Practically, this means “the individual has to represent the Church without being adequately seconded by the Church herself.” He went on to expand his description of the position with eloquence.
Hans Urs von Balthasar
He speaks of “the bitter experience of individuals who find themselves deprived of. . .companionship, not as a result of external force, but because of a substantial, inner lack of genuine Church fellowship.” That has, for example, driven the founders of new religious orders. In their cases, what their activity resulted in, often in the face of resistance by the authorities, was the concrete establishment of Church unity. The authorities represent the Church’s formal authority that “in itself is indispensable” even if it not being exercised at that point. Von Balthasar noted that in practical terms, the Church authorities might in fact become acquiescent when confronted by a hostile culture and cease to exercise their leadership.
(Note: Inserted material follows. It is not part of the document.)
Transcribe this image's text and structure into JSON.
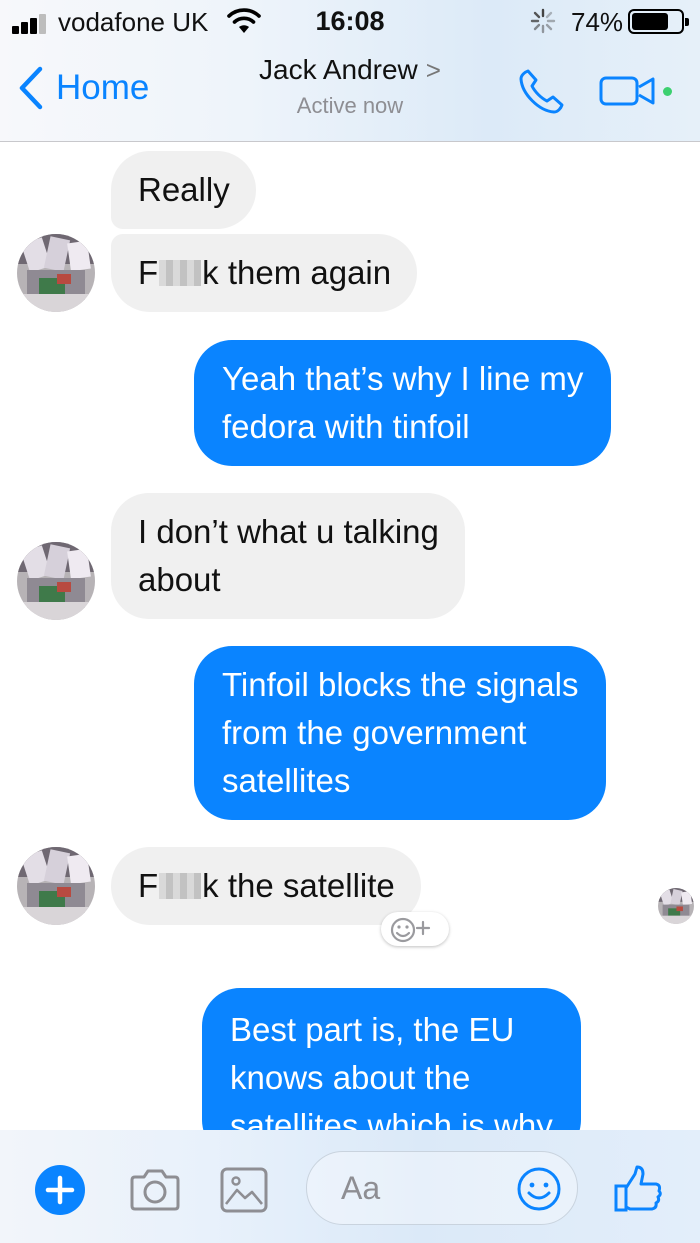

Returning to the individual: “understanding himself within the context of Christ’s act and message, the Christian individual has the perspective from which he can ‘move the world’, even if he perishes in doing so.” In other words, the Christian is equipped with the standard of authentic life and is facing modern men “who have lost sense of measure and standard.”
It’s interesting that such an individual takes the fullness of Christ seriously and in the process discovers the meaning of his/her own life too. This is the only understanding that can adequately respond to what von Balthasar calls the “fallen notion of ‘freedom’.” Conceptually, this modern notion starts in the wrong place when it starts with a kind of “inert autonomy” in which “there is no path to the religious dimension.”
In fact, real freedom, true mastery over oneself involves “genuine religious awareness.” It includes these elements even if “they have been consigned to neglect and oblivion.” As it becomes more defined, “there is the awareness … [of] having been addressed by a free, loving Thou” who calls us to respond.
This divine Thou is the one with whom we live life. The culture or individuals who confront us are not divine and so will pass away. They do not have the measure of life that appeared in Christ. And we know that a the end of the day: “You shall receive power when the Holy Spirit has come upon you and you shall be my witnesses. . .to the end of the earth.”(Acts 1:8)
Thank you Hans Urs von Balthasar!